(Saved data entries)
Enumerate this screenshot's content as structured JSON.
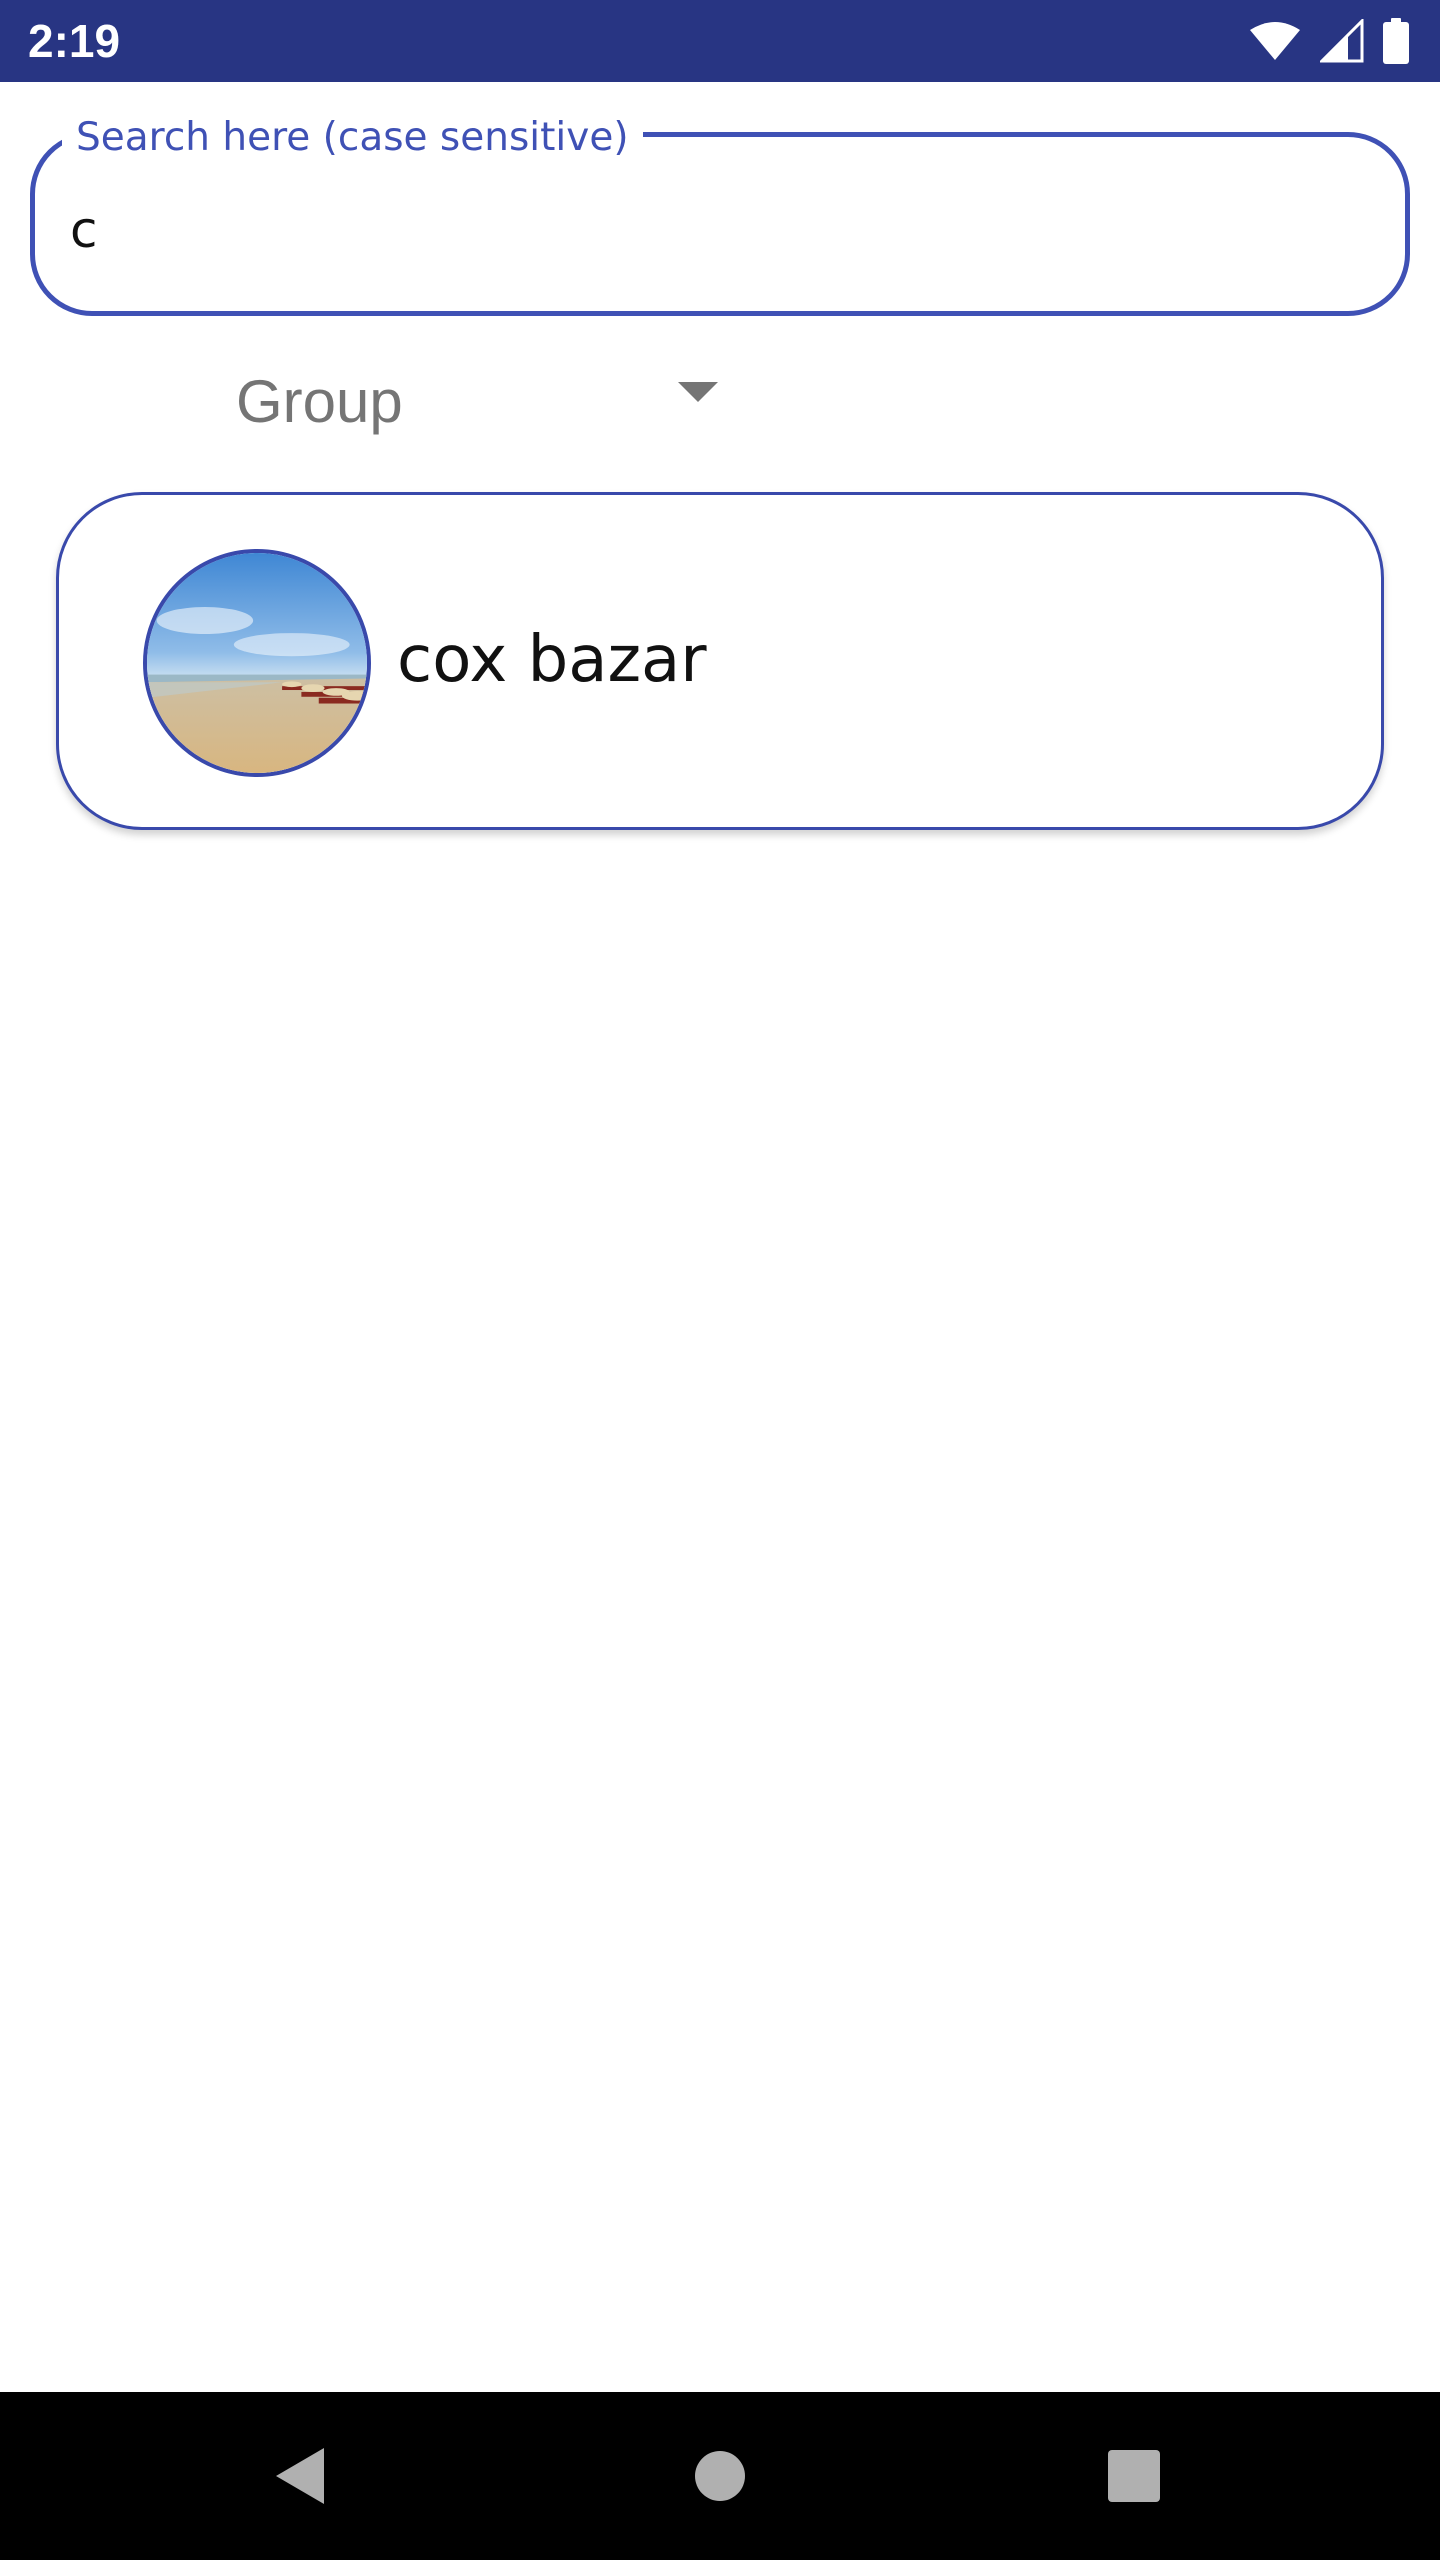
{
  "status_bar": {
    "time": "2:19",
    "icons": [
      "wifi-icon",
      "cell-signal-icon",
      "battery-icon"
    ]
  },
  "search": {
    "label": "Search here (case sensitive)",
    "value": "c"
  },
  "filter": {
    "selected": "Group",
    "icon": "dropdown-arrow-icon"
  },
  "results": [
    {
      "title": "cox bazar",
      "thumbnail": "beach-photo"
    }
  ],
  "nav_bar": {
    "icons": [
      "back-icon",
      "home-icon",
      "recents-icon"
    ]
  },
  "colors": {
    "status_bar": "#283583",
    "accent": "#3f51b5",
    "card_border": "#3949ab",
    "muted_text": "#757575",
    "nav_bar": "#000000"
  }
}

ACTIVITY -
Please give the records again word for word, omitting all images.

SOLUTION -
Enumerate this screenshot's content as structured JSON.
{
  "status_bar": {
    "time": "2:19",
    "icons": [
      "wifi-icon",
      "cell-signal-icon",
      "battery-icon"
    ]
  },
  "search": {
    "label": "Search here (case sensitive)",
    "value": "c"
  },
  "filter": {
    "selected": "Group",
    "icon": "dropdown-arrow-icon"
  },
  "results": [
    {
      "title": "cox bazar",
      "thumbnail": "beach-photo"
    }
  ],
  "nav_bar": {
    "icons": [
      "back-icon",
      "home-icon",
      "recents-icon"
    ]
  },
  "colors": {
    "status_bar": "#283583",
    "accent": "#3f51b5",
    "card_border": "#3949ab",
    "muted_text": "#757575",
    "nav_bar": "#000000"
  }
}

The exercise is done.